"Lynchian" has become such a catch-all adjective for anything remotely strange or unsettling — a talk show musical performance, a so-bad-it’s-bad movie, a Disney streaming series, even the former president — that it can be hard to pinpoint Lynch’s actual influence on artists. Not so with Jennifer Reeder, a director who has fully earned the sobriquet with her short work and three features. Reeder’s otherworldly work focuses mostly on teenage girls and women in crisis and the emotional and physical bonds between them, using the cliches of pop music and everyday existence to allow characters to admit to their deepest desires.
And I Will Rise If Only To Hold You Down starts with a woman practicing ballet in a dark studio, her white limbs contorting monstrously as only dancers’ can. Her phone rings and rings, but she ignores it to focus on her practice. When she returns home, her husband’s ear is bleeding and bandaged, and her daughter and a friend are getting ready for a school dance. Reeder uses Foreigner’s Footloose slow dance anthem “Waiting for a Girl Like You” as the unironic emotional anchor of the film, as the main characters sing the song to themselves, trying to reconnect to their lost love.

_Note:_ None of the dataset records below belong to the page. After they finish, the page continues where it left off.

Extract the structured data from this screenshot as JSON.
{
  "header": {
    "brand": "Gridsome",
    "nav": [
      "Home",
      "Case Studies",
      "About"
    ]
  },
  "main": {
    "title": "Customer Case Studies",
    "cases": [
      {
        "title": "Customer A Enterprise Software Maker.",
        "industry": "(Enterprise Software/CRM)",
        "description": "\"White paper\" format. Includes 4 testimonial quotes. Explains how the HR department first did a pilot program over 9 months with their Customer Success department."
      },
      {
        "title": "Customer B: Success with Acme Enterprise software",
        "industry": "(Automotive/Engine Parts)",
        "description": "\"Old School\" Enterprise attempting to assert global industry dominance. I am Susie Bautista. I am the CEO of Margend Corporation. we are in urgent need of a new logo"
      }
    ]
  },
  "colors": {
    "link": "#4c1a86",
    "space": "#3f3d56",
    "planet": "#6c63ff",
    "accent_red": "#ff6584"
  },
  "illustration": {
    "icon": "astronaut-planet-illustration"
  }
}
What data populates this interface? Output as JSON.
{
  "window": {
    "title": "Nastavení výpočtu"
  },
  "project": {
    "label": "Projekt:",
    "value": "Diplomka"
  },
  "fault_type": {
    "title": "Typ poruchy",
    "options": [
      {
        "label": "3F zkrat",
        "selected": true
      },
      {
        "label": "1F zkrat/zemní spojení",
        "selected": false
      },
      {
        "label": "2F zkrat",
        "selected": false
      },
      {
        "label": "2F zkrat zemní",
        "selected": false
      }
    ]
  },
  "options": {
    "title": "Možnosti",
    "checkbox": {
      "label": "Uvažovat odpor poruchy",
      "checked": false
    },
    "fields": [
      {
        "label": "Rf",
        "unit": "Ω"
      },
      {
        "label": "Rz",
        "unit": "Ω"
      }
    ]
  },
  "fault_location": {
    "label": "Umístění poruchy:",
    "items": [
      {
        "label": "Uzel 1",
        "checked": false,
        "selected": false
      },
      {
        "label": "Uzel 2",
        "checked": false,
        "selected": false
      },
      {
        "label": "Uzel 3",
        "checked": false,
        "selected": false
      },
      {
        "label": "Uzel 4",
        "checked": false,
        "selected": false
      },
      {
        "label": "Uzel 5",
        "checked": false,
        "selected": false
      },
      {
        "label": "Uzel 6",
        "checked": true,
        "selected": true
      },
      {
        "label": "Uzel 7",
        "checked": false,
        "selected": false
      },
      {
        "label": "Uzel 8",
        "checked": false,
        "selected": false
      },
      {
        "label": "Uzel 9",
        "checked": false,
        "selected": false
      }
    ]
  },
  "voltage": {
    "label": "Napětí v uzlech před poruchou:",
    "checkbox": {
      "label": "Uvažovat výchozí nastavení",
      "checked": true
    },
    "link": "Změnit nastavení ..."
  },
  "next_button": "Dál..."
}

Similarly, in A Million Miles Away, characters use universal pop songs like “Like a Prayer” and, in a tour-de-force scene, “You’ve Got Another Thing Coming,” sung by a chorus of teenage girls directed by their nervous new teacher (now that’s Lynchian!), to portray a deep sense of dread. When an ASL translator goes off-lecture in Tears Cannot Restore Her: Therefore, I Weep, describing how her boyfriend left her for a 26 year-old PhD candidate who owns every Neil Young album on vinyl, an audience member chimes in with some surprising support: I FUCKING HATE NEIL YOUNG, she signs.
Reeder’s short films are about the moments no one sees: a teacher giving her reflection a pep talk that ends with “I love you,” best friends tracing words on each other’s backs and sending each other psychic messages, girls whispering subtitled gossip to each other in the middle of choir practice — girls who, in the immortal words of Audrey Wollen, own the void and share it with one another.
The series Short Films by Jennifer Reeder is streaming on the Criterion Channel. Several of her films are also available on the director's Vimeo page.